• Work to complete: Every line containing the word "JSON" must be pulled from the records.

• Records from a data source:
Content starts

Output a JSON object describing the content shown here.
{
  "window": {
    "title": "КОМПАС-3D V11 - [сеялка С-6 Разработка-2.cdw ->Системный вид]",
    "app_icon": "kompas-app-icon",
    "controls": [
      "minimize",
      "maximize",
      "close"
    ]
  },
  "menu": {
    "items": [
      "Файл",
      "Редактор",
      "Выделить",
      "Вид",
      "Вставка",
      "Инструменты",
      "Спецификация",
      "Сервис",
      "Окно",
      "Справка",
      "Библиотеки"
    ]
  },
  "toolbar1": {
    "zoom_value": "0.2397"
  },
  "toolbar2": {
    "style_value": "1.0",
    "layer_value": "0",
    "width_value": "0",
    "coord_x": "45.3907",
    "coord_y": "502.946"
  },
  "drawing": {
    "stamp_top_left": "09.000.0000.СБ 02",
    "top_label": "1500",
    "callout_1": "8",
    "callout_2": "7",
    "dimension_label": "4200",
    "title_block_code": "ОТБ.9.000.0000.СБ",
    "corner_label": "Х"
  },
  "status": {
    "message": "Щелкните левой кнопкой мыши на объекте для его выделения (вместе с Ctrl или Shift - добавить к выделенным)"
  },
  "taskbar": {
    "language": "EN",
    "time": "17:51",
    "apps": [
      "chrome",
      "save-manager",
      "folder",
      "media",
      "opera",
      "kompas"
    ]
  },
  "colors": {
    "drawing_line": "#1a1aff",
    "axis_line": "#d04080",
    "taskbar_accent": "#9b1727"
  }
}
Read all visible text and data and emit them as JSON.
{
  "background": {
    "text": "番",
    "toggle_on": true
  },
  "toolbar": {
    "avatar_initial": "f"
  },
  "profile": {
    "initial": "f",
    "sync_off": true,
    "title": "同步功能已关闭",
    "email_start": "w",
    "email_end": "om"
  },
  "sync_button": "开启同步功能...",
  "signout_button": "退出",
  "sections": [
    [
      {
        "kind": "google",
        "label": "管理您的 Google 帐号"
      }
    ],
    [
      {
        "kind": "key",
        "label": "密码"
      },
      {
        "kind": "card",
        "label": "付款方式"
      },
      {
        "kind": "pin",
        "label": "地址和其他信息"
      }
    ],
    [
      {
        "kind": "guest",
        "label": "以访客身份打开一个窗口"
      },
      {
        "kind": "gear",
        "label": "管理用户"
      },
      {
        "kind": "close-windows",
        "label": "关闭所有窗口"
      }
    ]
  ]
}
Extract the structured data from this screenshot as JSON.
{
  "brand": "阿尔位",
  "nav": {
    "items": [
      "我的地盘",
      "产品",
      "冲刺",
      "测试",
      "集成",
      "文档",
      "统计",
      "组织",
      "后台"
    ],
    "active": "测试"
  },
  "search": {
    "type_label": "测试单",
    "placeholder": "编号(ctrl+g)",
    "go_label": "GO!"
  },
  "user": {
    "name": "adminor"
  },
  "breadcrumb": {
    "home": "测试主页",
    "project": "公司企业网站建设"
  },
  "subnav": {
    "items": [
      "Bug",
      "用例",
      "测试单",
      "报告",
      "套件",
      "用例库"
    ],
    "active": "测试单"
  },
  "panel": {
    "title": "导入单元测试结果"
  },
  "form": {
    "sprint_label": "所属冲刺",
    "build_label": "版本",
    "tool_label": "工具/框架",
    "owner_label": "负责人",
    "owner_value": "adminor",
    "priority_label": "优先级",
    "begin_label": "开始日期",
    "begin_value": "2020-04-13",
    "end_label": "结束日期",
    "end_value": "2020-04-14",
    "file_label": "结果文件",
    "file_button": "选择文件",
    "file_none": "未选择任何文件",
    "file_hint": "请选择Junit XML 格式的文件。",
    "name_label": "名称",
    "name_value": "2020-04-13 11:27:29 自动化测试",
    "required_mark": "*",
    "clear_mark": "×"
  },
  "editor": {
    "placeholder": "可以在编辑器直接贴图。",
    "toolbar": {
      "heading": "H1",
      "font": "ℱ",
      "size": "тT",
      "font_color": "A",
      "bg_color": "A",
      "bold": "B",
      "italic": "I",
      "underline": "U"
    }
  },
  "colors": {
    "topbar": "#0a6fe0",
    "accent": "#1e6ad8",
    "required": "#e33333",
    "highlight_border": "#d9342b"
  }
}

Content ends

• Answer to the exercise:
Output a JSON object describing the content shown here.
Read all visible text and data and emit them as JSON.
Extract the structured data from this screenshot as JSON.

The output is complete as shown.